Jor­dan un­der­wa­ter sur­vey finds parts of Is­lamic-era port


AM­MAN: Of­fi­cials say Jor­dan's first un­der­wa­ter ar­chae­o­log­i­cal sur­vey has de­tected the out­lines of a stone bar­rier, be­lieved to be part of the cen­turies-old Red Sea port of Ayla, near the modern city of Aqaba.

Ehab Eid, head of the Royal Marine Con­ser­va­tion So­ci­ety of Jor­dan (JREDS), said on Tues­day that the sur­vey spot­ted an un­der­wa­ter bar­rier with an L-shape that is about 50 me­ters long and eight me­ters wide. He said ex­perts ex­pect to find other port fa­cil­i­ties in the fu­ture.

The port of Ayla was ac­tive from the 7th to the 12th cen­tury, part of a trade route link­ing the Le­vant with other parts of the Mid­dle East, Asia and Africa. Ini­tial ex­ca­va­tions in search of Ayla's ru­ins were con­ducted along the beach of Aqaba from 19861997.

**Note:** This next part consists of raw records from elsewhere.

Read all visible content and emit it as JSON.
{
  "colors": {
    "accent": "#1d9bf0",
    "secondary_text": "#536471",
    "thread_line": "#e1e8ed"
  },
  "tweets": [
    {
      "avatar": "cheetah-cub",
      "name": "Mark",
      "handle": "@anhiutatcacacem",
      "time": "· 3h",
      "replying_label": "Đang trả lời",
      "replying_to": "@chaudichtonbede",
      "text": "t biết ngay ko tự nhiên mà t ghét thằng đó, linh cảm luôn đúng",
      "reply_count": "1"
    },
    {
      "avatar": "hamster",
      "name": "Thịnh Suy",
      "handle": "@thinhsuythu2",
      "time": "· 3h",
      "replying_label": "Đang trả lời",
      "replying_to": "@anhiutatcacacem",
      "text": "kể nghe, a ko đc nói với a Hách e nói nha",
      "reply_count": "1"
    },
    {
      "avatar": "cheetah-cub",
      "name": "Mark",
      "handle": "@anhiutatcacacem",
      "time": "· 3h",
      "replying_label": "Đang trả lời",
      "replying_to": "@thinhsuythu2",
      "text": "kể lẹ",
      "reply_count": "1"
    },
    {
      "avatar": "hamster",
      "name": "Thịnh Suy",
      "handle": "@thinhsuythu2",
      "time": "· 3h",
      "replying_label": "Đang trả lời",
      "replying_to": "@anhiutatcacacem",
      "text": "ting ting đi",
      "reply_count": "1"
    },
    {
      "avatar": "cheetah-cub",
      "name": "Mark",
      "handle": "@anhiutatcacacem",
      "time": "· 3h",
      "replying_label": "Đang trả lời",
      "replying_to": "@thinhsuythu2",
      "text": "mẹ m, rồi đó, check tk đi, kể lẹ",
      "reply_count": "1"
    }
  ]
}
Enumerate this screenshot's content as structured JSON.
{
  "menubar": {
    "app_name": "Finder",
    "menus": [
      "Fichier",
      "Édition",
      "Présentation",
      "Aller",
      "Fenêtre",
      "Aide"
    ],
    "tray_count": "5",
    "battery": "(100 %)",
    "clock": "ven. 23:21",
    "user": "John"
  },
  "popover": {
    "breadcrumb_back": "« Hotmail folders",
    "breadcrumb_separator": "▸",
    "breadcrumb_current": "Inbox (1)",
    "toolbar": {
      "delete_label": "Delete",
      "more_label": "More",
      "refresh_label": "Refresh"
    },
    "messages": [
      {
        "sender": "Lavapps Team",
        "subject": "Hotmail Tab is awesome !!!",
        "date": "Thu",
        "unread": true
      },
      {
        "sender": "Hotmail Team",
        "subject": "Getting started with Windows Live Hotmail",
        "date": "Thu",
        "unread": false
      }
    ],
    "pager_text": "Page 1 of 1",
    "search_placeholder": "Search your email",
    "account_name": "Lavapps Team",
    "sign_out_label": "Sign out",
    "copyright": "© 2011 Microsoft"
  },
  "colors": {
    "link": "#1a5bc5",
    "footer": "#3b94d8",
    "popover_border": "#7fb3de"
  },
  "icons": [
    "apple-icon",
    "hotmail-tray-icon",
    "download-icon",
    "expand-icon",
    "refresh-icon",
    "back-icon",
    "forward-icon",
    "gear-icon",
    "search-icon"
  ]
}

Ac­cord­ing to a re­port pub­lished in The Jor­dan Times, the un­earthed port dates back to the Umayyad pe­riod to­ward the end of the Fa­timid pe­riod (650-1116 AD), ac­cord­ing to the find­ings of the sur­vey.

JREDS, which im­ple­mented the sur­vey project in part­ner­ship with dif­fer­ent stake­hold­ers, an­nounced the re­sults dur­ing a con­fer­ence in Aqaba.

It im­ple­mented the sur­vey in part­ner­ship with the USAID-funded project “Sus­tain­able Cul­tural Her­itage Through En­gage­ment of Lo­cal Com­mu­ni­ties,” and in co­op­er­a­tion with the Depart­ment of An­tiq­ui­ties.

The Jor­dan Times quoted JREDS Pres­i­dent Princess Basma bint Ali as say­ing the so­ci­ety seeks to pro­tect the marine en­vi­ron­ment while also en­sur­ing sus­tain­able de­vel­op­ment.

“Un­der­stand­ing our cul­tural and his­tor­i­cal val­ues is a tool to in­crease our com­mit­ment to­ward Jor­dan and the con­ser­va­tion of its her­itage and val­ues.”

Newspapers in English

Newspapers from Saudi Arabia

© PressReader. All rights reserved.